A New Jersey man says his local emergency room charged an arm and a leg to heal a minor cut.
Bayonne Medical Center billed Ryan Edgerton and his insurance company just more than $17,000 to treat a 2-inch cut with "five or six stitches" after he accidentally cut his index finger while slicing some melon last summer.
"There’s no reason a 2-inch cut should have a five-figure bill," Edgerton said.
CarePoint Health, the for-profit company that owns Bayonne Medical Center, defended the five-figure emergency room bill, saying Edgerton's insurer, UnitedHealthcare, has failed to offer a fair deal for in-network pricing. New Jersey law allows out-of-network hospitals and doctors to charge insurance companies virtually any price for their procedures.
In a statement to the I-Team, CarePoint spokesman Jarrod Bernstein suggested higher out-of-network charges are necessary to keep struggling urban hospitals afloat.
"Being out-of-network is not a business strategy, it is a survival strategy,” Bernstein told the I-Team in an email. “We would like to be in-network with every insurer in our state provided they could offer us a workable rate of reimbursement that takes into account our obligation to provide care for the underinsured and the uninsured.”
UnitedHealthcare suggested the $17,000 stitches are just the latest example of CarePoint charges that are 10 to 12 times higher than nearby hospitals participating in United’s network.
"Out-of-network hospitals should be charging rates that are consistent with other facilities in the community, rather than using emergencies as an opportunity to bill patients excessive amounts and drive up the cost of health care," United spokeswoman Mary McElrath-Jones told the I-Team in an email.
United Healthcare has already paid most of the $17,000 charge for Edgerton’s stiches. Edgerton has not yet paid his portion -- about $1,170. Bernstein said CarePoint never hires collection agencies to go after individual patients even if they don’t pay.
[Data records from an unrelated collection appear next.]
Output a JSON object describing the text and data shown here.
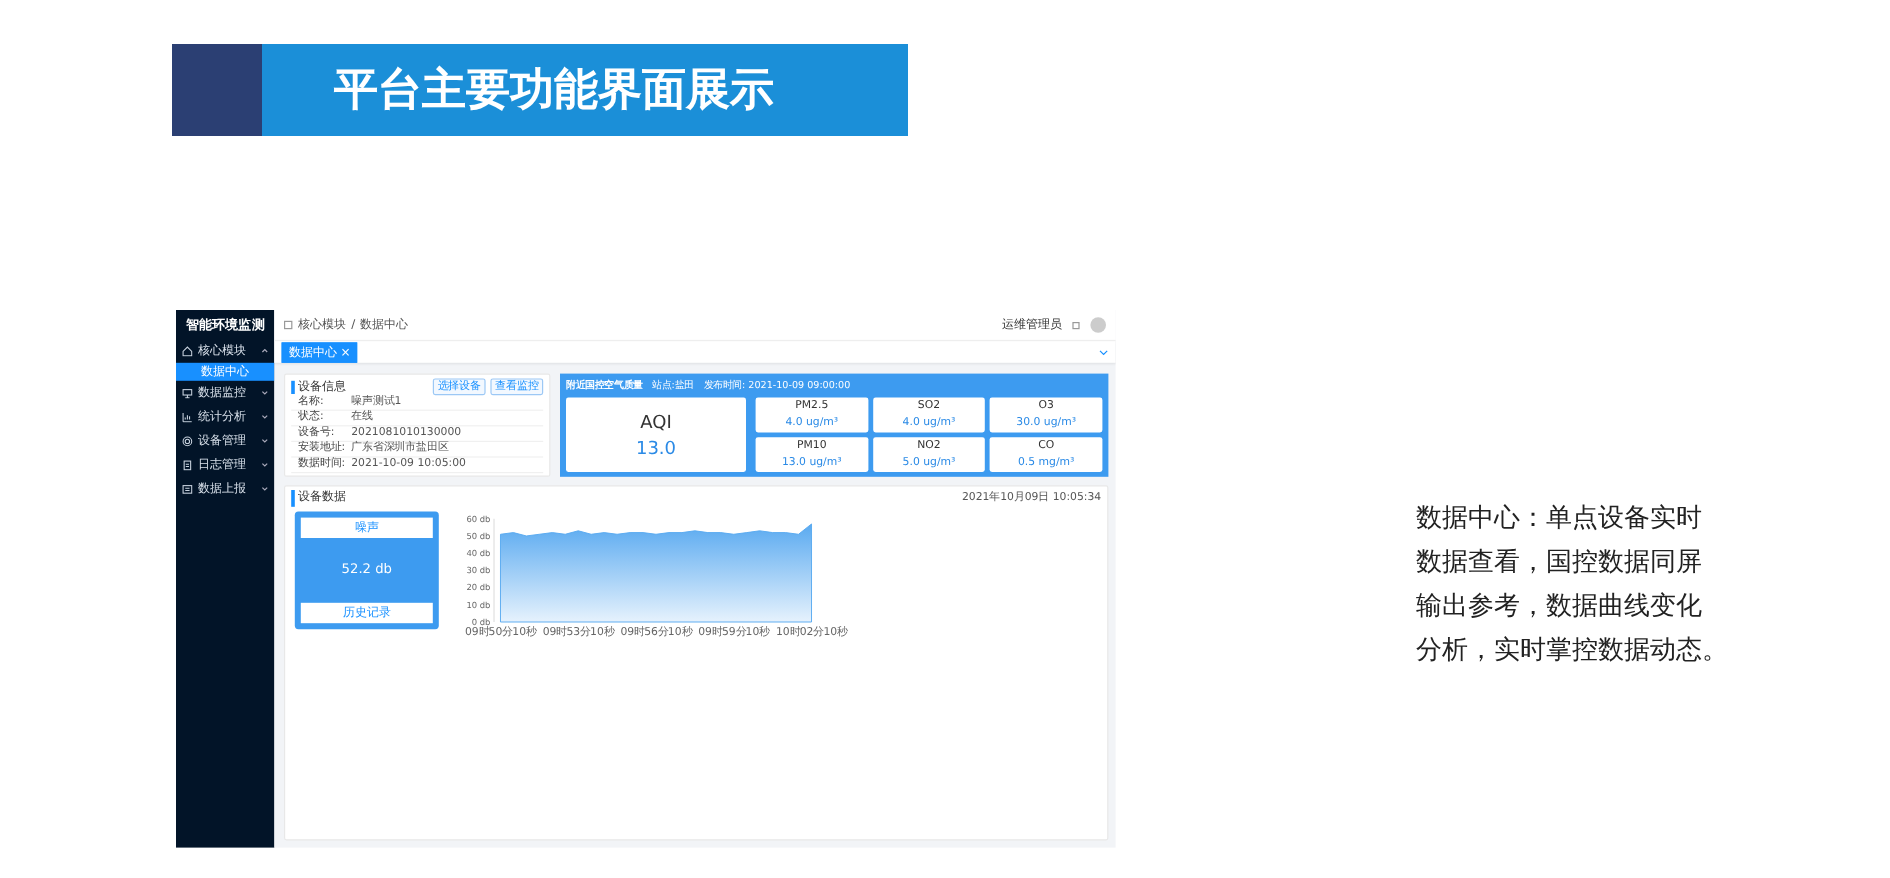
{
  "banner": {
    "title": "平台主要功能界面展示"
  },
  "app": {
    "sidebar": {
      "title": "智能环境监测",
      "items": [
        {
          "label": "核心模块",
          "expanded": true,
          "children": [
            {
              "label": "数据中心",
              "selected": true
            }
          ]
        },
        {
          "label": "数据监控",
          "expanded": false
        },
        {
          "label": "统计分析",
          "expanded": false
        },
        {
          "label": "设备管理",
          "expanded": false
        },
        {
          "label": "日志管理",
          "expanded": false
        },
        {
          "label": "数据上报",
          "expanded": false
        }
      ]
    },
    "breadcrumb": [
      "核心模块",
      "/",
      "数据中心"
    ],
    "user": "运维管理员",
    "tabs": [
      {
        "label": "数据中心",
        "close": "×",
        "selected": true
      }
    ],
    "device_info": {
      "title": "设备信息",
      "buttons": [
        "选择设备",
        "查看监控"
      ],
      "fields": [
        {
          "label": "名称:",
          "value": "噪声测试1"
        },
        {
          "label": "状态:",
          "value": "在线"
        },
        {
          "label": "设备号:",
          "value": "2021081010130000"
        },
        {
          "label": "安装地址:",
          "value": "广东省深圳市盐田区"
        },
        {
          "label": "数据时间:",
          "value": "2021-10-09 10:05:00"
        }
      ]
    },
    "air": {
      "title": "附近国控空气质量",
      "station": "站点:盐田",
      "published": "发布时间: 2021-10-09 09:00:00",
      "aqi": {
        "label": "AQI",
        "value": "13.0"
      },
      "items": [
        {
          "label": "PM2.5",
          "value": "4.0 ug/m³"
        },
        {
          "label": "SO2",
          "value": "4.0 ug/m³"
        },
        {
          "label": "O3",
          "value": "30.0 ug/m³"
        },
        {
          "label": "PM10",
          "value": "13.0 ug/m³"
        },
        {
          "label": "NO2",
          "value": "5.0 ug/m³"
        },
        {
          "label": "CO",
          "value": "0.5 mg/m³"
        }
      ]
    },
    "device_data": {
      "title": "设备数据",
      "time": "2021年10月09日 10:05:34",
      "reading": {
        "label": "噪声",
        "value": "52.2 db",
        "link": "历史记录"
      },
      "chart": {
        "y_labels": [
          "60 db",
          "50 db",
          "40 db",
          "30 db",
          "20 db",
          "10 db",
          "0 db"
        ],
        "x_labels": [
          "09时50分10秒",
          "09时53分10秒",
          "09时56分10秒",
          "09时59分10秒",
          "10时02分10秒"
        ]
      }
    }
  },
  "description": {
    "lines": [
      "数据中心：单点设备实时",
      "数据查看，国控数据同屏",
      "输出参考，数据曲线变化",
      "分析，实时掌控数据动态。"
    ]
  }
}
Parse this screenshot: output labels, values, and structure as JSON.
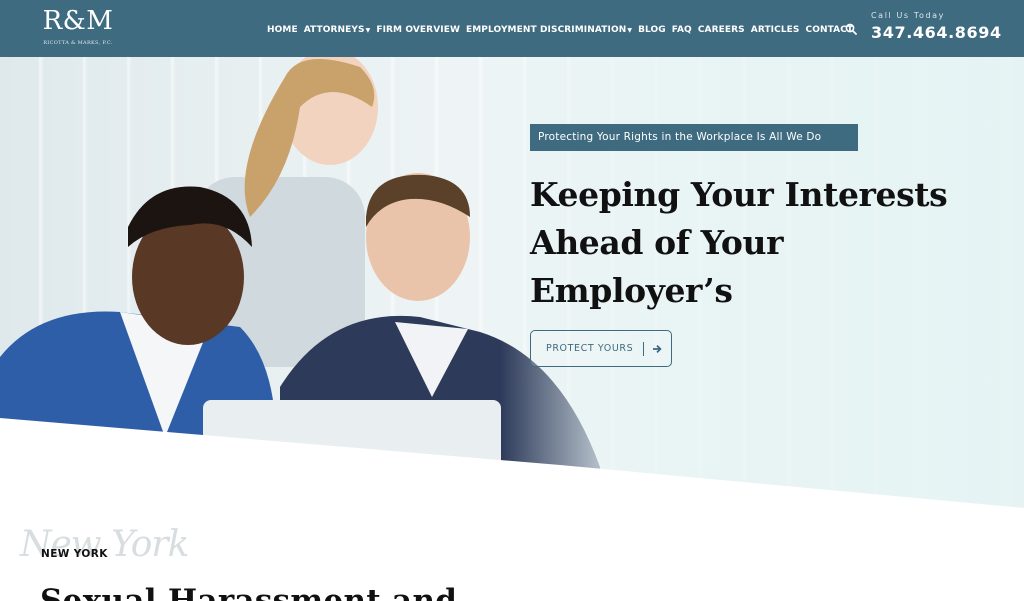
{
  "header": {
    "logo_text": "R&M",
    "logo_subtext": "RICOTTA & MARKS, P.C.",
    "nav": [
      {
        "label": "HOME"
      },
      {
        "label": "ATTORNEYS"
      },
      {
        "label": "FIRM OVERVIEW"
      },
      {
        "label": "EMPLOYMENT DISCRIMINATION"
      },
      {
        "label": "BLOG"
      },
      {
        "label": "FAQ"
      },
      {
        "label": "CAREERS"
      },
      {
        "label": "ARTICLES"
      },
      {
        "label": "CONTACT"
      }
    ],
    "call_label": "Call Us Today",
    "phone": "347.464.8694"
  },
  "hero": {
    "tagline": "Protecting Your Rights in the Workplace Is All We Do",
    "title_lines": [
      "Keeping Your Interests",
      "Ahead of Your",
      "Employer’s"
    ],
    "cta_label": "PROTECT YOURS"
  },
  "section": {
    "script_text": "New York",
    "kicker": "NEW YORK",
    "heading": "Sexual Harassment and"
  },
  "colors": {
    "brand": "#3e6b80",
    "text_dark": "#111111",
    "white": "#ffffff"
  },
  "icons": {
    "search": "search-icon",
    "arrow": "arrow-right-icon",
    "caret": "chevron-down-icon"
  }
}
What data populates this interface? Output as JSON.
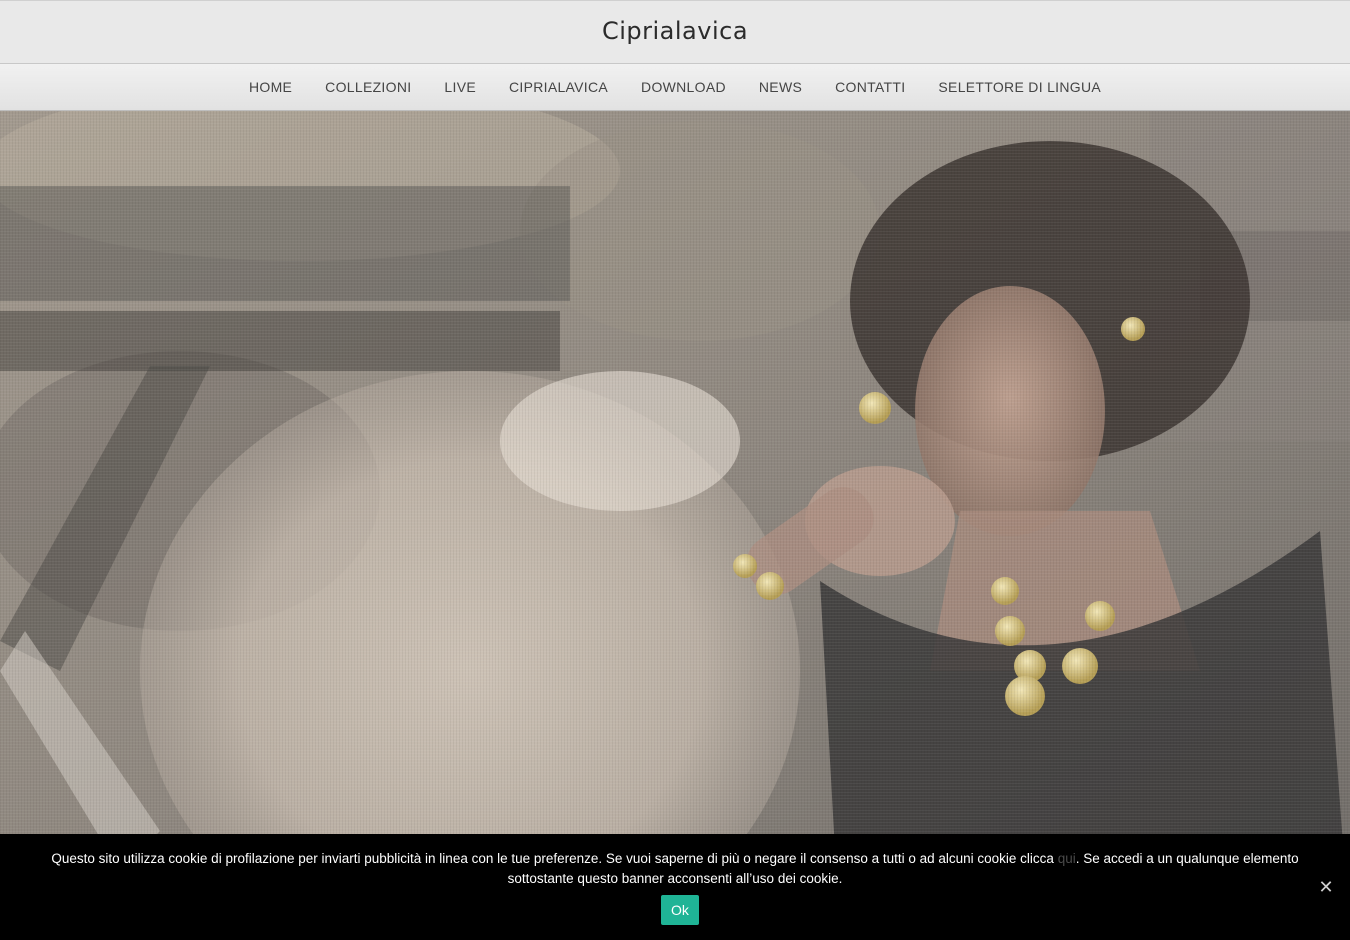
{
  "header": {
    "site_title": "Ciprialavica"
  },
  "nav": {
    "items": [
      {
        "label": "HOME"
      },
      {
        "label": "COLLEZIONI"
      },
      {
        "label": "LIVE"
      },
      {
        "label": "CIPRIALAVICA"
      },
      {
        "label": "DOWNLOAD"
      },
      {
        "label": "NEWS"
      },
      {
        "label": "CONTATTI"
      },
      {
        "label": "SELETTORE DI LINGUA"
      }
    ]
  },
  "cookie_banner": {
    "text_before_link": "Questo sito utilizza cookie di profilazione per inviarti pubblicità in linea con le tue preferenze. Se vuoi saperne di più o negare il consenso a tutti o ad alcuni cookie clicca ",
    "link_text": "qui",
    "text_after_link": ". Se accedi a un qualunque elemento sottostante questo banner acconsenti all’uso dei cookie.",
    "ok_label": "Ok",
    "close_icon": "close-icon",
    "accent_color": "#1fb496"
  }
}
But he insisted charging higher prices to out-of-network insurers is justified because insurance companies offer more lucrative in-network deals to suburban hospitals with more affluent patients.
“[W]e are calling for a new health care reimbursement system that offers equivalent reimbursement rates for all patient encounters regardless of where they live and irrespective of their economic status,” Bernstein told the I-Team.
According to CarePoint, only about 7 percent of the company’s business -- 21,000 patient encounters per year -- is with out-of-network insurance companies. But that number could go up. Earlier this year, another CarePoint facility, Christ Hospital in Jersey City, terminated its relationship with Horizon Blue Cross Blue Shield, New Jersey's biggest health insurer.
Currently, the New Jersey Legislature is considering a bill that would force doctors and hospitals into arbitration if insurance companies dispute their out-of-network charges.
Assemblyman Craig Coughlin (D-Middlesex), who sponsored the bill, says the proposed law would protect consumers from surprise out-of-network bills. He cited the example of a patient being treated at an emergency room.
"You’re in distress. You may need a specialist who gets called in. You absolutely want the specialist,” Coughlin said. “But you’re not going to ask ‘Are you in my network? Before you save my life, are you in my network?’”
New Jersey insurance companies, largely, have come out in support of Coughlin’s arbitration bill.
“New Jersey has a system of legalized price gouging in health care,” Ward Sanders, President of the New Jersey Association of Health Plans, a trade group representing insurance companies, told the I-Team.
Sanders added that unreasonable bills are especially problematic for emergency room patients.
“In emergency services, some out-of-network hospitals and providers have charged astronomical prices -- in some cases the highest in the nation -- forcing consumers to burn through deductibles,” he said.
But the New Jersey Hospital Association opposes the arbitration bill, contending that forced arbitration would take away the most important leverage hospitals and doctors have when negotiating rates with insurance companies.
"Hospitals absolutely are at risk of going out of business if they don’t have this leverage in today’s environment,” said Michael Maron, President and CEO of Holy Name Medical Center in Teaneck.
Maron said instead of forcing arbitration, the legislature should force insurance companies to pay urban and suburban health providers similar rates for similar procedures.
“I can have two providers. For one, let’s say the bill is $3,000,” said Maron. “The other provider -- the exact same service -- can be negotiated [at] $9,000, three times the amount.”
Maron said he has empathy for Bayonne Medical Center’s plight as an urban hospital, but stopped short of endorsing the decision to charge $17,000 for a handful of stitches.
"No, I am not an advocate of that at all," Maron said.
EDITOR'S NOTE: “After this story was first published, CarePoint spokesman Jarrod Bernstein said he initially misstated the company’s policy on collection agencies. Bernstein now says CarePoint reserves the right to recover payments directly from patients.”